      The point about making it more difficult to find things that "conflict" with your viewpoint, and as a result living in a bubble is HUGE. We live in a age where people surround themselves with ONLY sources that support their existing prejudices, listen only to Fox "News", or whatever, and never venture outside their comfort zone. The tragically stupid conflicts we are involved in (military), are both a direct result of this. Of people failing to ask the questions that needed to be asked. The truth WAS out there, and it was not difficult to sort out from the tissue of lies most Americans swallowed hook line and sinker. Independence of thought, the ability to look at something from various perspectives, and to question your own prejudices is critically important, and it is dying out! I personally find that my ability to search and find what I really want is greatly hampered by Google's search system that anticipates, and prioritizes results based on this. What I am often looking for is often buried so deeply as to require an intolerable amount of time to find. What once seemed a great engine has turned to a liability... something that forces you into the mold at every turn of the path. I am reminded of the huge disservice Billboard Magazine has done to the music industry. If someone is not already popular, your chances of finding their work is slim to zilch. I am also sick to death of constantly having photos of single girls in my city (population 5) thrown in my face at every turn.... obvious random faces from some database somewhere. This technology has NOTHING to commend it as far as I'm concerned. Facebook is so obnoxious that while I have an account, I refuse to post anything at all or reveal any information.. It has it's uses but I have often considered closing my account because of the outrageous infringements of privacy. Linkedin seems to have set up an account for me without my consent... it's a mad world!!
  • RE: A Case Against Online Privacy
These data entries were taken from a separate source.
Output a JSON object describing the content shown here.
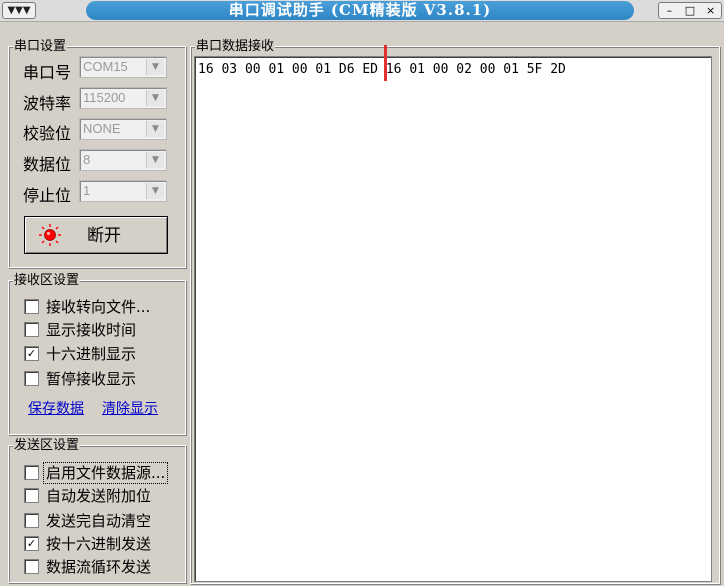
{
  "window": {
    "sysmenu_glyph": "▼▼▼",
    "title": "串口调试助手 (CM精装版 V3.8.1)",
    "controls": {
      "minimize": "–",
      "maximize": "□",
      "close": "×"
    }
  },
  "serial_settings": {
    "group_title": "串口设置",
    "port_label": "串口号",
    "port_value": "COM15",
    "baud_label": "波特率",
    "baud_value": "115200",
    "parity_label": "校验位",
    "parity_value": "NONE",
    "databits_label": "数据位",
    "databits_value": "8",
    "stopbits_label": "停止位",
    "stopbits_value": "1",
    "disconnect_label": "断开"
  },
  "receive_settings": {
    "group_title": "接收区设置",
    "options": [
      {
        "label": "接收转向文件...",
        "checked": false
      },
      {
        "label": "显示接收时间",
        "checked": false
      },
      {
        "label": "十六进制显示",
        "checked": true
      },
      {
        "label": "暂停接收显示",
        "checked": false
      }
    ],
    "save_link": "保存数据",
    "clear_link": "清除显示"
  },
  "send_settings": {
    "group_title": "发送区设置",
    "options": [
      {
        "label": "启用文件数据源...",
        "checked": false
      },
      {
        "label": "自动发送附加位",
        "checked": false
      },
      {
        "label": "发送完自动清空",
        "checked": false
      },
      {
        "label": "按十六进制发送",
        "checked": true
      },
      {
        "label": "数据流循环发送",
        "checked": false
      }
    ]
  },
  "receive_area": {
    "group_title": "串口数据接收",
    "segment1": "16 03 00 01 00 01 D6 ED",
    "segment2": "16 01 00 02 00 01 5F 2D"
  },
  "colors": {
    "title_bar_accent": "#2f86c6",
    "led_red": "#ff0000",
    "link_blue": "#0000cc",
    "cursor_red": "#e03030"
  },
  "checkmark_glyph": "✓"
}
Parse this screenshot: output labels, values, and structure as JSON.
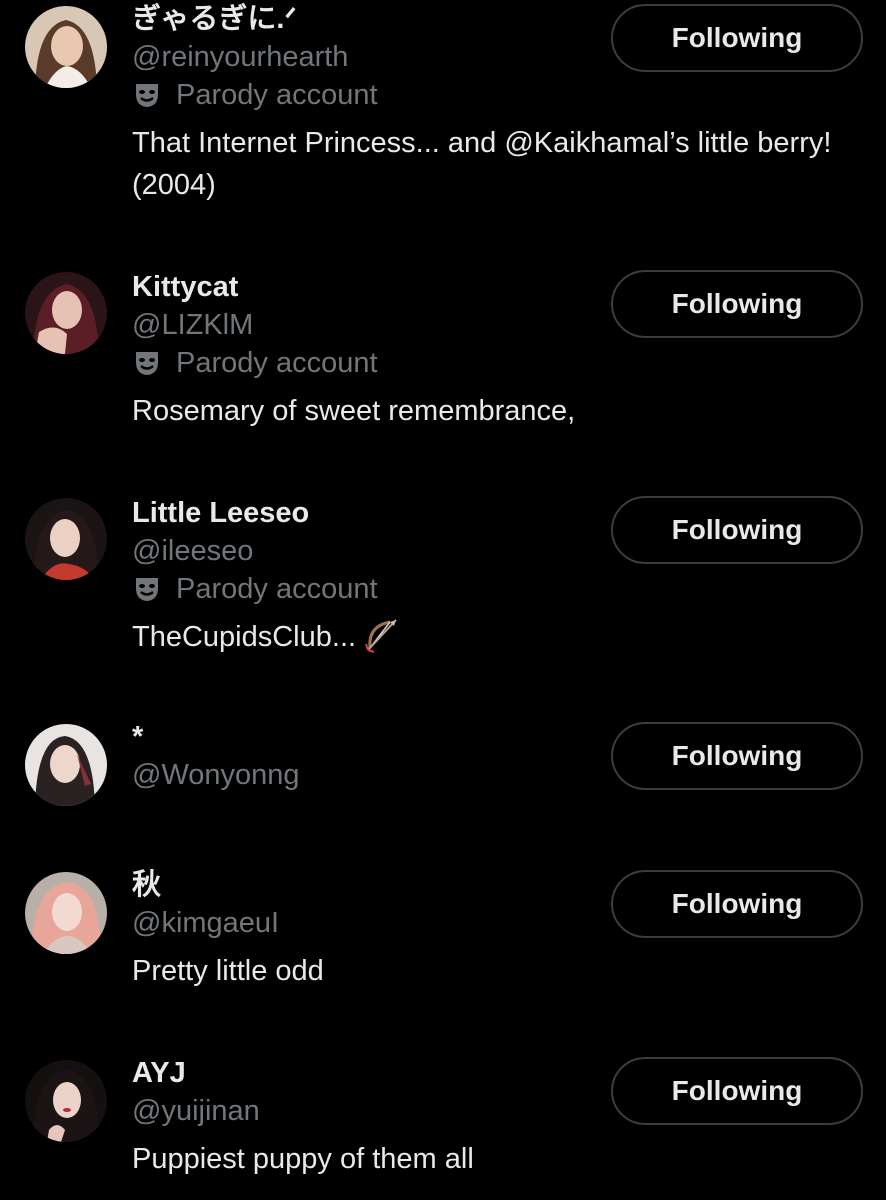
{
  "colors": {
    "background": "#000000",
    "primary_text": "#e7e9ea",
    "secondary_text": "#71767b",
    "button_border": "#3a3e42"
  },
  "users": [
    {
      "display_name": "ぎゃるぎに.ᐟ",
      "handle": "@reinyourhearth",
      "parody_label": "Parody account",
      "bio": "That Internet Princess... and @Kaikhamal’s little berry! (2004)",
      "button_label": "Following",
      "avatar_icon": "avatar-photo"
    },
    {
      "display_name": "Kittycat",
      "handle": "@LIZKlM",
      "parody_label": "Parody account",
      "bio": "Rosemary of sweet remembrance,",
      "button_label": "Following",
      "avatar_icon": "avatar-photo"
    },
    {
      "display_name": "Little Leeseo",
      "handle": "@ileeseo",
      "parody_label": "Parody account",
      "bio": "TheCupidsClub...",
      "bio_emoji": "bow-and-arrow-icon",
      "button_label": "Following",
      "avatar_icon": "avatar-photo"
    },
    {
      "display_name": "*",
      "handle": "@Wonyonng",
      "button_label": "Following",
      "avatar_icon": "avatar-photo"
    },
    {
      "display_name": "秋",
      "handle": "@kimgaeuI",
      "bio": "Pretty little odd",
      "button_label": "Following",
      "avatar_icon": "avatar-photo"
    },
    {
      "display_name": "AYJ",
      "handle": "@yuijinan",
      "bio": "Puppiest puppy of them all",
      "button_label": "Following",
      "avatar_icon": "avatar-photo"
    }
  ]
}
    Another bunch of bloggers who miss the point entirely and don't get it!
    @tiderulz does get it and understands the problem.
    • RE: A case against online privacy

      @Tholian_53 \

      How so?
  • RE: A case against online privacy

    It sounds like a market opportunity to provide privacy products and services. Throw away email addresses. Proxy servers. Fake Facebook profiles. Self-destructing emails. The more sites try to violate our privacy the more willing people will be to pay for privacy.
    • RE: A case against online privacy

      Sounds like a challenge for the programmers at Facebook, to disable accounts that are using throw away emails, proxy servers and other measures to circumvent the ads and tracking that pay for the service being provided.
    • We need to make the effort to retain some privacy

      It is time that we all start making the effort to protect some of our privacy. Using tor proxies does take a little effort. Encrypting email takes a bit more effort. It is worth the effort. Stand up for your rights to have an email conversation or research a subject without some government or marketing company logging it into your permanent record.
      Frankly, their targeted marketing is simply annoying. Just because I once purchased a particular genre of music as a gift, doesn't mean that I want to keep getting recommendations for more of that type of noise.
  • RE: A case against online privacy

    Here's an thought. How about an option on Facebook to pay a subscriber fee in order to opt out of ad related tracking. I have no doubt that they know how much revenue they make off the average user. It would certainly be interesting to see how many users would choose to cough up $20/month for the sake of their privacy.
    • RE: A case against online privacy

      well, i only go to facebook for family and friend contact. The minute FB starting charging me anything, i would drop it, as i imagine a LOT of people would. i imagine they would lose more money than they gained by this, in the number of lost users.
      • RE: A case against online privacy


        You're proving my point. Your privacy is worth a lot less to you than green money. Facebook is not free, you pay for it with your privacy